Data excerpts |
-- -- --

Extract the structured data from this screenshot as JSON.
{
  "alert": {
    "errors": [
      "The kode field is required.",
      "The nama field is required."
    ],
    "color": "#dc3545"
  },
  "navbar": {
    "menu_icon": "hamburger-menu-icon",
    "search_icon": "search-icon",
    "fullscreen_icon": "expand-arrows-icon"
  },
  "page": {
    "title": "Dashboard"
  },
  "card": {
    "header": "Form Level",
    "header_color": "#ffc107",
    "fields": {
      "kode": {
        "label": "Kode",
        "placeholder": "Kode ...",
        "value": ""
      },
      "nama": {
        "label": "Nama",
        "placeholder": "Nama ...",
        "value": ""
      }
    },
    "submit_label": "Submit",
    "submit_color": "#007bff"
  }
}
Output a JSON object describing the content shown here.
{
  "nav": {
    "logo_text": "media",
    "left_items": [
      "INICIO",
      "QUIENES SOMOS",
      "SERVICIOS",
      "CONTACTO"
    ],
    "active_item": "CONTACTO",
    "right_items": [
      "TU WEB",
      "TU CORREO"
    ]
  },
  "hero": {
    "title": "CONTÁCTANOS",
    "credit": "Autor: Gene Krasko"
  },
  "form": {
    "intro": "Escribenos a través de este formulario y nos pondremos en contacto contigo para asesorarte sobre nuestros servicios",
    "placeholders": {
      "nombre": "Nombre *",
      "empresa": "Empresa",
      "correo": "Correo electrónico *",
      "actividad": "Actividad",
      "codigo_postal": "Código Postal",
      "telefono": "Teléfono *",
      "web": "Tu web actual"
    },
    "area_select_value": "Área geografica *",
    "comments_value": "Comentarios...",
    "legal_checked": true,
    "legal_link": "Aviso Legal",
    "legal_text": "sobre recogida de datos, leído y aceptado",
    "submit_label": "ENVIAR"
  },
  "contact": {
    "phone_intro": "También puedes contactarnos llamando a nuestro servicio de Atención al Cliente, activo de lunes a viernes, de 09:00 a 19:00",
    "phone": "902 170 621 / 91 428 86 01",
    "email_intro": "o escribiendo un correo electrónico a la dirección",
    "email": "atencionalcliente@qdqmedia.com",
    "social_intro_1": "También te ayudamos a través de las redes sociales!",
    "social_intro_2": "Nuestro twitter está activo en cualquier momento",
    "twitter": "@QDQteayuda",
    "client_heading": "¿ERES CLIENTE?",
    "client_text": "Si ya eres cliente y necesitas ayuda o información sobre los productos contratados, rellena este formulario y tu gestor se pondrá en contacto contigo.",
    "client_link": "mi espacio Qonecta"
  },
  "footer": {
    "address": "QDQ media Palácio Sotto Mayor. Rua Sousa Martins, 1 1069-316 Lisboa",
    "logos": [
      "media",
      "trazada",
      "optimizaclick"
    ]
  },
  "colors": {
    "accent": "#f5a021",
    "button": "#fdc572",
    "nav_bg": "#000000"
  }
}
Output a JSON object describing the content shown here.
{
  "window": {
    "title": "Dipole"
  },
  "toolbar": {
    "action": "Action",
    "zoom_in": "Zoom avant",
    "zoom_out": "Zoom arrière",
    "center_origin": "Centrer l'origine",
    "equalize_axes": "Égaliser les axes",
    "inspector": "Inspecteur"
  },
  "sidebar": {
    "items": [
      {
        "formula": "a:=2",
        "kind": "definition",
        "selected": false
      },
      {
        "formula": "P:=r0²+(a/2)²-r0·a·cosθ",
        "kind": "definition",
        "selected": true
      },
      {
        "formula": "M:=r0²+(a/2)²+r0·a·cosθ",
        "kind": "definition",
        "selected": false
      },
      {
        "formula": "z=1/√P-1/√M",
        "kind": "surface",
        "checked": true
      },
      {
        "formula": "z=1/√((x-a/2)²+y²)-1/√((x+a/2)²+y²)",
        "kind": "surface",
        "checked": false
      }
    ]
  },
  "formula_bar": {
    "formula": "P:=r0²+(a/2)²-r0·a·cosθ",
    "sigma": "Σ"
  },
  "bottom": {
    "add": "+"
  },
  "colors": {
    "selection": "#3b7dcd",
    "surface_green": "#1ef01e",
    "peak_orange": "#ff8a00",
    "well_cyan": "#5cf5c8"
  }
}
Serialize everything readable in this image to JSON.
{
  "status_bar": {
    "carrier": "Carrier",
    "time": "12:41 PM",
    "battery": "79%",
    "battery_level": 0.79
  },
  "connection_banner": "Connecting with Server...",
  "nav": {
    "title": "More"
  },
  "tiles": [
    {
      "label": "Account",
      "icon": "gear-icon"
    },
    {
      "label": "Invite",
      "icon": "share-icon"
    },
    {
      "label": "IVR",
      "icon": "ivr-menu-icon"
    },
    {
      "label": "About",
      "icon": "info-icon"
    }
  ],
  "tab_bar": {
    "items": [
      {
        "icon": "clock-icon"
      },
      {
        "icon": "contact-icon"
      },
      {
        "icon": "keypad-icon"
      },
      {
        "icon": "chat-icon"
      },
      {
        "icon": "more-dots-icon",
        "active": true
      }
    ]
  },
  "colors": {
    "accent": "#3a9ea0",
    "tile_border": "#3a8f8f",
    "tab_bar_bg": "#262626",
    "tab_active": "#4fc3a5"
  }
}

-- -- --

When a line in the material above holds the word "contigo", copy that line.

Solution |
    "intro": "Escribenos a través de este formulario y nos pondremos en contacto contigo para asesorarte sobre nuestros servicios",
    "client_text": "Si ya eres cliente y necesitas ayuda o información sobre los productos contratados, rellena este formulario y tu gestor se pondrá en contacto contigo.",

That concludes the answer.